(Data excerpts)
Start of Block

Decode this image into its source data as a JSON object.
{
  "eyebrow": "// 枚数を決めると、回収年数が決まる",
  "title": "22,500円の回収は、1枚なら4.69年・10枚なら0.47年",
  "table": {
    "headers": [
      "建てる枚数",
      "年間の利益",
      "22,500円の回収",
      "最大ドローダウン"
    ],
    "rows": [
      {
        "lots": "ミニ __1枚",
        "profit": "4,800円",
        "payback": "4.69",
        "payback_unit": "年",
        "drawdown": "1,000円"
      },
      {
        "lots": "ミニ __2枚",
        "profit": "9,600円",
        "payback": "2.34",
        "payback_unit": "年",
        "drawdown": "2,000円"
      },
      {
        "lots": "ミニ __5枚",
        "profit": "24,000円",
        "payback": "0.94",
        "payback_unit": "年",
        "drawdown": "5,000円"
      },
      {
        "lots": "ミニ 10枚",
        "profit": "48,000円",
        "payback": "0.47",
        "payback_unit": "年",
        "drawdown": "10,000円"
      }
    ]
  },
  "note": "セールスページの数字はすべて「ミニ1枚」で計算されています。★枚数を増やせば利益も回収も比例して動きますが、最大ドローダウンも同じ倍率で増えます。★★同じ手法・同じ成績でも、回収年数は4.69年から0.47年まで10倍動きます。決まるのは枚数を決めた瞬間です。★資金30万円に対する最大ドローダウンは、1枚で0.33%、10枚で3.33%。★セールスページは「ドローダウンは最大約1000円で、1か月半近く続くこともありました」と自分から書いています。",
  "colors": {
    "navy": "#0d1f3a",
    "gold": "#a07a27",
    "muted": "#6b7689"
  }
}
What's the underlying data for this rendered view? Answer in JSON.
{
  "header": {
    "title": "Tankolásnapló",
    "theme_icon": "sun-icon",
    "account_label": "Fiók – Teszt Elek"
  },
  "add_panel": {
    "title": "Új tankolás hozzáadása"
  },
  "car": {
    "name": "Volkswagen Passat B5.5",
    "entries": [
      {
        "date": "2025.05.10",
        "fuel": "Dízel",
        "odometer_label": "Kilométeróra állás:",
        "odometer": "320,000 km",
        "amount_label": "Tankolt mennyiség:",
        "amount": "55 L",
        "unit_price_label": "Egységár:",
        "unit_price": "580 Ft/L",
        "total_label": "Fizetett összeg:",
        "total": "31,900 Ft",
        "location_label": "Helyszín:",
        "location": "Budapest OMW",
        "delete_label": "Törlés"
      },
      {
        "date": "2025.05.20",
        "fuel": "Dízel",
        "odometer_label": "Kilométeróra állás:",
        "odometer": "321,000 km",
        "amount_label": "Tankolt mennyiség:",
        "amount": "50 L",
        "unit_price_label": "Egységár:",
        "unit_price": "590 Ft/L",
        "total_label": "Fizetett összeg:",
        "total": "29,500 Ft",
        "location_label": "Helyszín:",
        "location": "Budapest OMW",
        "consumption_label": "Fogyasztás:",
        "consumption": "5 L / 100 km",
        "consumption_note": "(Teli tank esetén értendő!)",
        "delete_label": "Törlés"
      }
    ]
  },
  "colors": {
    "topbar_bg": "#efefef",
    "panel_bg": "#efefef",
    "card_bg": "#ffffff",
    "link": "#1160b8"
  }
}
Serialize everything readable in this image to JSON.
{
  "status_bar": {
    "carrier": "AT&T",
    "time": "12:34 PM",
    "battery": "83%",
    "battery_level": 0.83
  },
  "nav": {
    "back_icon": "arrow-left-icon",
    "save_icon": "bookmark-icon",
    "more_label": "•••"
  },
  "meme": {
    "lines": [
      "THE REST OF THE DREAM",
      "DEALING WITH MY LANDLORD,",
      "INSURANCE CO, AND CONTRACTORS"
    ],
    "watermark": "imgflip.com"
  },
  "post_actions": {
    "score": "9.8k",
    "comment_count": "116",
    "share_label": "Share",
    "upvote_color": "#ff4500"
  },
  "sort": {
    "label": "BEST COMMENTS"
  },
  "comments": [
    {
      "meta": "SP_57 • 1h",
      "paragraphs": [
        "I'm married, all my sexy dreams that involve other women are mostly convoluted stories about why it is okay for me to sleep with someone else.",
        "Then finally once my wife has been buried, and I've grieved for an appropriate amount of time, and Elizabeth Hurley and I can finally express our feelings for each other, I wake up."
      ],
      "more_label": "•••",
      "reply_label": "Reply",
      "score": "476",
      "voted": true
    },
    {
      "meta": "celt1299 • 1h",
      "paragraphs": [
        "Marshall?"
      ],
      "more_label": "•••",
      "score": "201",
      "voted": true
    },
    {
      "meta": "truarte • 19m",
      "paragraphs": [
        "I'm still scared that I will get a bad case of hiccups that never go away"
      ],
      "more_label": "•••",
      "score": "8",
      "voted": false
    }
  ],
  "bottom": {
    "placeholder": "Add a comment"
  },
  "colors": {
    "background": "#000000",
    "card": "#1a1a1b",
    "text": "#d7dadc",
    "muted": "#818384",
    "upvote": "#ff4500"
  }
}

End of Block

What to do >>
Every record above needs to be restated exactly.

Result of the exercise >>
Decode this image into its source data as a JSON object.
{
  "eyebrow": "// 枚数を決めると、回収年数が決まる",
  "title": "22,500円の回収は、1枚なら4.69年・10枚なら0.47年",
  "table": {
    "headers": [
      "建てる枚数",
      "年間の利益",
      "22,500円の回収",
      "最大ドローダウン"
    ],
    "rows": [
      {
        "lots": "ミニ __1枚",
        "profit": "4,800円",
        "payback": "4.69",
        "payback_unit": "年",
        "drawdown": "1,000円"
      },
      {
        "lots": "ミニ __2枚",
        "profit": "9,600円",
        "payback": "2.34",
        "payback_unit": "年",
        "drawdown": "2,000円"
      },
      {
        "lots": "ミニ __5枚",
        "profit": "24,000円",
        "payback": "0.94",
        "payback_unit": "年",
        "drawdown": "5,000円"
      },
      {
        "lots": "ミニ 10枚",
        "profit": "48,000円",
        "payback": "0.47",
        "payback_unit": "年",
        "drawdown": "10,000円"
      }
    ]
  },
  "note": "セールスページの数字はすべて「ミニ1枚」で計算されています。★枚数を増やせば利益も回収も比例して動きますが、最大ドローダウンも同じ倍率で増えます。★★同じ手法・同じ成績でも、回収年数は4.69年から0.47年まで10倍動きます。決まるのは枚数を決めた瞬間です。★資金30万円に対する最大ドローダウンは、1枚で0.33%、10枚で3.33%。★セールスページは「ドローダウンは最大約1000円で、1か月半近く続くこともありました」と自分から書いています。",
  "colors": {
    "navy": "#0d1f3a",
    "gold": "#a07a27",
    "muted": "#6b7689"
  }
}
What's the underlying data for this rendered view? Answer in JSON.
{
  "header": {
    "title": "Tankolásnapló",
    "theme_icon": "sun-icon",
    "account_label": "Fiók – Teszt Elek"
  },
  "add_panel": {
    "title": "Új tankolás hozzáadása"
  },
  "car": {
    "name": "Volkswagen Passat B5.5",
    "entries": [
      {
        "date": "2025.05.10",
        "fuel": "Dízel",
        "odometer_label": "Kilométeróra állás:",
        "odometer": "320,000 km",
        "amount_label": "Tankolt mennyiség:",
        "amount": "55 L",
        "unit_price_label": "Egységár:",
        "unit_price": "580 Ft/L",
        "total_label": "Fizetett összeg:",
        "total": "31,900 Ft",
        "location_label": "Helyszín:",
        "location": "Budapest OMW",
        "delete_label": "Törlés"
      },
      {
        "date": "2025.05.20",
        "fuel": "Dízel",
        "odometer_label": "Kilométeróra állás:",
        "odometer": "321,000 km",
        "amount_label": "Tankolt mennyiség:",
        "amount": "50 L",
        "unit_price_label": "Egységár:",
        "unit_price": "590 Ft/L",
        "total_label": "Fizetett összeg:",
        "total": "29,500 Ft",
        "location_label": "Helyszín:",
        "location": "Budapest OMW",
        "consumption_label": "Fogyasztás:",
        "consumption": "5 L / 100 km",
        "consumption_note": "(Teli tank esetén értendő!)",
        "delete_label": "Törlés"
      }
    ]
  },
  "colors": {
    "topbar_bg": "#efefef",
    "panel_bg": "#efefef",
    "card_bg": "#ffffff",
    "link": "#1160b8"
  }
}
Serialize everything readable in this image to JSON.
{
  "status_bar": {
    "carrier": "AT&T",
    "time": "12:34 PM",
    "battery": "83%",
    "battery_level": 0.83
  },
  "nav": {
    "back_icon": "arrow-left-icon",
    "save_icon": "bookmark-icon",
    "more_label": "•••"
  },
  "meme": {
    "lines": [
      "THE REST OF THE DREAM",
      "DEALING WITH MY LANDLORD,",
      "INSURANCE CO, AND CONTRACTORS"
    ],
    "watermark": "imgflip.com"
  },
  "post_actions": {
    "score": "9.8k",
    "comment_count": "116",
    "share_label": "Share",
    "upvote_color": "#ff4500"
  },
  "sort": {
    "label": "BEST COMMENTS"
  },
  "comments": [
    {
      "meta": "SP_57 • 1h",
      "paragraphs": [
        "I'm married, all my sexy dreams that involve other women are mostly convoluted stories about why it is okay for me to sleep with someone else.",
        "Then finally once my wife has been buried, and I've grieved for an appropriate amount of time, and Elizabeth Hurley and I can finally express our feelings for each other, I wake up."
      ],
      "more_label": "•••",
      "reply_label": "Reply",
      "score": "476",
      "voted": true
    },
    {
      "meta": "celt1299 • 1h",
      "paragraphs": [
        "Marshall?"
      ],
      "more_label": "•••",
      "score": "201",
      "voted": true
    },
    {
      "meta": "truarte • 19m",
      "paragraphs": [
        "I'm still scared that I will get a bad case of hiccups that never go away"
      ],
      "more_label": "•••",
      "score": "8",
      "voted": false
    }
  ],
  "bottom": {
    "placeholder": "Add a comment"
  },
  "colors": {
    "background": "#000000",
    "card": "#1a1a1b",
    "text": "#d7dadc",
    "muted": "#818384",
    "upvote": "#ff4500"
  }
}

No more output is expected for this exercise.